> [ACTIVITY]: Your response should consist of the records, reproduced exactly.

(SOURCE INFORMATION begins)

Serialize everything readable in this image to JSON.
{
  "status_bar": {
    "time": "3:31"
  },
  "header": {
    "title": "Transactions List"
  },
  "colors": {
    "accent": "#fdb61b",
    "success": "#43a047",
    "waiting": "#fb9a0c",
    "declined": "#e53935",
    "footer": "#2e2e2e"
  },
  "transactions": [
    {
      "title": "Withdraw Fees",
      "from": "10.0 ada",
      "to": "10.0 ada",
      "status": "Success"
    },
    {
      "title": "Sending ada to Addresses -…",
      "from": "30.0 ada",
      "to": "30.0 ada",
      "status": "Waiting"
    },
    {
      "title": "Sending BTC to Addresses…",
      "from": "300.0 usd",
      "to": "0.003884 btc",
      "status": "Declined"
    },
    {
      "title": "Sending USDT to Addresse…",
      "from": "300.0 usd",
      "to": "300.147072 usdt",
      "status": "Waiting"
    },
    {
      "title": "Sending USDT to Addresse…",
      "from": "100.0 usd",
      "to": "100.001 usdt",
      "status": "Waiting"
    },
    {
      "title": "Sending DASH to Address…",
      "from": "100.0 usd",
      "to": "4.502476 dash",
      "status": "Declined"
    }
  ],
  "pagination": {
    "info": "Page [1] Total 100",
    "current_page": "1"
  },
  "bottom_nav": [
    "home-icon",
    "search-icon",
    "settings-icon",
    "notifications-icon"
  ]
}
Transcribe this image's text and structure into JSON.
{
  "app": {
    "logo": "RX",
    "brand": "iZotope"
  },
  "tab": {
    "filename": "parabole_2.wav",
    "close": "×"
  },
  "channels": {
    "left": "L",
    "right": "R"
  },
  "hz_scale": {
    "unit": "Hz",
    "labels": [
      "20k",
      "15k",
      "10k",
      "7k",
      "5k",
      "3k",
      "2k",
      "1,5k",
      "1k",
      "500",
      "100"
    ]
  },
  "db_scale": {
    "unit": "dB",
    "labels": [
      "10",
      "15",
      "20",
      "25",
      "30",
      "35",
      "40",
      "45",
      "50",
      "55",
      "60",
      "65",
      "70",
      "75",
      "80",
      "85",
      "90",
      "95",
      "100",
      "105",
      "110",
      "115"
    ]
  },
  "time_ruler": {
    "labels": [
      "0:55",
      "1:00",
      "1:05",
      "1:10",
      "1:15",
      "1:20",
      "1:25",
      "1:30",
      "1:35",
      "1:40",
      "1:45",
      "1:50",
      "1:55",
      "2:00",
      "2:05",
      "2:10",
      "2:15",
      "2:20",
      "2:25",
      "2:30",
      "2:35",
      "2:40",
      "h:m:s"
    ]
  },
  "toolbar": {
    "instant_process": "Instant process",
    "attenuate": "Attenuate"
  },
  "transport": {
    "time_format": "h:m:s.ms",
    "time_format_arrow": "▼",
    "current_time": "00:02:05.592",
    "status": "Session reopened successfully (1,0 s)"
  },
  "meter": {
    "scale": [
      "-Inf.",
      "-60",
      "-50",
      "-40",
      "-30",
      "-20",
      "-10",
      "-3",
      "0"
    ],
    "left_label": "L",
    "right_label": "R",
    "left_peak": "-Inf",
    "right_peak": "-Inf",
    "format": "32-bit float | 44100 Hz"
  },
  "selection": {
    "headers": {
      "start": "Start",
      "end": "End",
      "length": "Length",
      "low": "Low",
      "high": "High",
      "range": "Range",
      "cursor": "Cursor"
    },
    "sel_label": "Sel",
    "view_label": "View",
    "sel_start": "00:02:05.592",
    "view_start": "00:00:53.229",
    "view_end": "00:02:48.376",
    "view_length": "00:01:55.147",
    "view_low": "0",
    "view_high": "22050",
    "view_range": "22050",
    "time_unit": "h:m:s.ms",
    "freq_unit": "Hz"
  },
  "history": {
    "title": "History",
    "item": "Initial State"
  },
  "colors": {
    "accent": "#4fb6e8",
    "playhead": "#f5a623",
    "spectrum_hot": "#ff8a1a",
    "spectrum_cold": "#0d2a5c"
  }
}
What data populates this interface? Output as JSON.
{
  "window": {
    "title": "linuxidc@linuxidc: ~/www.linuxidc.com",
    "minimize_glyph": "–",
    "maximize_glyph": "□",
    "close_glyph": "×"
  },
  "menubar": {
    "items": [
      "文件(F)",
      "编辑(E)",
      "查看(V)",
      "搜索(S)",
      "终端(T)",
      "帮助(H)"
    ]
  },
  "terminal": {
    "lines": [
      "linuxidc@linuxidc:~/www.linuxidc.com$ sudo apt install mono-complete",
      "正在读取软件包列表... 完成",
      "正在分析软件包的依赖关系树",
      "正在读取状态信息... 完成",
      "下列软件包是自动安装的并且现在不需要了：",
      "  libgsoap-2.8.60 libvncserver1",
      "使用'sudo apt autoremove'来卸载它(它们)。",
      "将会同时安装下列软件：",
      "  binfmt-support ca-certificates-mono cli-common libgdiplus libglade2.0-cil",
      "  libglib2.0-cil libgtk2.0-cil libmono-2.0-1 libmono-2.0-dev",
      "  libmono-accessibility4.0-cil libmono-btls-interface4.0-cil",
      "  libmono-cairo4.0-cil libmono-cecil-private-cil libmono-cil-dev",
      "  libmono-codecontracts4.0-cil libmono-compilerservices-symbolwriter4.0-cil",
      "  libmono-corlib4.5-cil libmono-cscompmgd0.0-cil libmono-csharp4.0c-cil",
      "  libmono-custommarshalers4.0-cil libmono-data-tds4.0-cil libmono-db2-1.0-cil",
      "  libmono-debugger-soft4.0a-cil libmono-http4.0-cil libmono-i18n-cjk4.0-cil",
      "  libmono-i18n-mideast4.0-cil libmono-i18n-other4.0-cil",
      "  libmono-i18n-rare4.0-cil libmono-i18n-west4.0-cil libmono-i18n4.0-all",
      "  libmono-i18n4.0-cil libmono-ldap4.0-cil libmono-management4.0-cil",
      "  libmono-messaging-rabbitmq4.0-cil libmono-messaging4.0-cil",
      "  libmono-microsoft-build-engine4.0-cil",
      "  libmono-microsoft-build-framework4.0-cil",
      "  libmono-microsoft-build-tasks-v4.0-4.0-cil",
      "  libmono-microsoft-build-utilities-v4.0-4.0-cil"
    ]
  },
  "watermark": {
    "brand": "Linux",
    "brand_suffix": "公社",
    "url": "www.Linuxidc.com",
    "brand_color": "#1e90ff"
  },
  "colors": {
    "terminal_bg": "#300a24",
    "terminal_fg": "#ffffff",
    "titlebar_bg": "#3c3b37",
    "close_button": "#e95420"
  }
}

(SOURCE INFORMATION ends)

> [REPLY TO THE EXERCISE]:
Serialize everything readable in this image to JSON.
{
  "status_bar": {
    "time": "3:31"
  },
  "header": {
    "title": "Transactions List"
  },
  "colors": {
    "accent": "#fdb61b",
    "success": "#43a047",
    "waiting": "#fb9a0c",
    "declined": "#e53935",
    "footer": "#2e2e2e"
  },
  "transactions": [
    {
      "title": "Withdraw Fees",
      "from": "10.0 ada",
      "to": "10.0 ada",
      "status": "Success"
    },
    {
      "title": "Sending ada to Addresses -…",
      "from": "30.0 ada",
      "to": "30.0 ada",
      "status": "Waiting"
    },
    {
      "title": "Sending BTC to Addresses…",
      "from": "300.0 usd",
      "to": "0.003884 btc",
      "status": "Declined"
    },
    {
      "title": "Sending USDT to Addresse…",
      "from": "300.0 usd",
      "to": "300.147072 usdt",
      "status": "Waiting"
    },
    {
      "title": "Sending USDT to Addresse…",
      "from": "100.0 usd",
      "to": "100.001 usdt",
      "status": "Waiting"
    },
    {
      "title": "Sending DASH to Address…",
      "from": "100.0 usd",
      "to": "4.502476 dash",
      "status": "Declined"
    }
  ],
  "pagination": {
    "info": "Page [1] Total 100",
    "current_page": "1"
  },
  "bottom_nav": [
    "home-icon",
    "search-icon",
    "settings-icon",
    "notifications-icon"
  ]
}
Transcribe this image's text and structure into JSON.
{
  "app": {
    "logo": "RX",
    "brand": "iZotope"
  },
  "tab": {
    "filename": "parabole_2.wav",
    "close": "×"
  },
  "channels": {
    "left": "L",
    "right": "R"
  },
  "hz_scale": {
    "unit": "Hz",
    "labels": [
      "20k",
      "15k",
      "10k",
      "7k",
      "5k",
      "3k",
      "2k",
      "1,5k",
      "1k",
      "500",
      "100"
    ]
  },
  "db_scale": {
    "unit": "dB",
    "labels": [
      "10",
      "15",
      "20",
      "25",
      "30",
      "35",
      "40",
      "45",
      "50",
      "55",
      "60",
      "65",
      "70",
      "75",
      "80",
      "85",
      "90",
      "95",
      "100",
      "105",
      "110",
      "115"
    ]
  },
  "time_ruler": {
    "labels": [
      "0:55",
      "1:00",
      "1:05",
      "1:10",
      "1:15",
      "1:20",
      "1:25",
      "1:30",
      "1:35",
      "1:40",
      "1:45",
      "1:50",
      "1:55",
      "2:00",
      "2:05",
      "2:10",
      "2:15",
      "2:20",
      "2:25",
      "2:30",
      "2:35",
      "2:40",
      "h:m:s"
    ]
  },
  "toolbar": {
    "instant_process": "Instant process",
    "attenuate": "Attenuate"
  },
  "transport": {
    "time_format": "h:m:s.ms",
    "time_format_arrow": "▼",
    "current_time": "00:02:05.592",
    "status": "Session reopened successfully (1,0 s)"
  },
  "meter": {
    "scale": [
      "-Inf.",
      "-60",
      "-50",
      "-40",
      "-30",
      "-20",
      "-10",
      "-3",
      "0"
    ],
    "left_label": "L",
    "right_label": "R",
    "left_peak": "-Inf",
    "right_peak": "-Inf",
    "format": "32-bit float | 44100 Hz"
  },
  "selection": {
    "headers": {
      "start": "Start",
      "end": "End",
      "length": "Length",
      "low": "Low",
      "high": "High",
      "range": "Range",
      "cursor": "Cursor"
    },
    "sel_label": "Sel",
    "view_label": "View",
    "sel_start": "00:02:05.592",
    "view_start": "00:00:53.229",
    "view_end": "00:02:48.376",
    "view_length": "00:01:55.147",
    "view_low": "0",
    "view_high": "22050",
    "view_range": "22050",
    "time_unit": "h:m:s.ms",
    "freq_unit": "Hz"
  },
  "history": {
    "title": "History",
    "item": "Initial State"
  },
  "colors": {
    "accent": "#4fb6e8",
    "playhead": "#f5a623",
    "spectrum_hot": "#ff8a1a",
    "spectrum_cold": "#0d2a5c"
  }
}
What data populates this interface? Output as JSON.
{
  "window": {
    "title": "linuxidc@linuxidc: ~/www.linuxidc.com",
    "minimize_glyph": "–",
    "maximize_glyph": "□",
    "close_glyph": "×"
  },
  "menubar": {
    "items": [
      "文件(F)",
      "编辑(E)",
      "查看(V)",
      "搜索(S)",
      "终端(T)",
      "帮助(H)"
    ]
  },
  "terminal": {
    "lines": [
      "linuxidc@linuxidc:~/www.linuxidc.com$ sudo apt install mono-complete",
      "正在读取软件包列表... 完成",
      "正在分析软件包的依赖关系树",
      "正在读取状态信息... 完成",
      "下列软件包是自动安装的并且现在不需要了：",
      "  libgsoap-2.8.60 libvncserver1",
      "使用'sudo apt autoremove'来卸载它(它们)。",
      "将会同时安装下列软件：",
      "  binfmt-support ca-certificates-mono cli-common libgdiplus libglade2.0-cil",
      "  libglib2.0-cil libgtk2.0-cil libmono-2.0-1 libmono-2.0-dev",
      "  libmono-accessibility4.0-cil libmono-btls-interface4.0-cil",
      "  libmono-cairo4.0-cil libmono-cecil-private-cil libmono-cil-dev",
      "  libmono-codecontracts4.0-cil libmono-compilerservices-symbolwriter4.0-cil",
      "  libmono-corlib4.5-cil libmono-cscompmgd0.0-cil libmono-csharp4.0c-cil",
      "  libmono-custommarshalers4.0-cil libmono-data-tds4.0-cil libmono-db2-1.0-cil",
      "  libmono-debugger-soft4.0a-cil libmono-http4.0-cil libmono-i18n-cjk4.0-cil",
      "  libmono-i18n-mideast4.0-cil libmono-i18n-other4.0-cil",
      "  libmono-i18n-rare4.0-cil libmono-i18n-west4.0-cil libmono-i18n4.0-all",
      "  libmono-i18n4.0-cil libmono-ldap4.0-cil libmono-management4.0-cil",
      "  libmono-messaging-rabbitmq4.0-cil libmono-messaging4.0-cil",
      "  libmono-microsoft-build-engine4.0-cil",
      "  libmono-microsoft-build-framework4.0-cil",
      "  libmono-microsoft-build-tasks-v4.0-4.0-cil",
      "  libmono-microsoft-build-utilities-v4.0-4.0-cil"
    ]
  },
  "watermark": {
    "brand": "Linux",
    "brand_suffix": "公社",
    "url": "www.Linuxidc.com",
    "brand_color": "#1e90ff"
  },
  "colors": {
    "terminal_bg": "#300a24",
    "terminal_fg": "#ffffff",
    "titlebar_bg": "#3c3b37",
    "close_button": "#e95420"
  }
}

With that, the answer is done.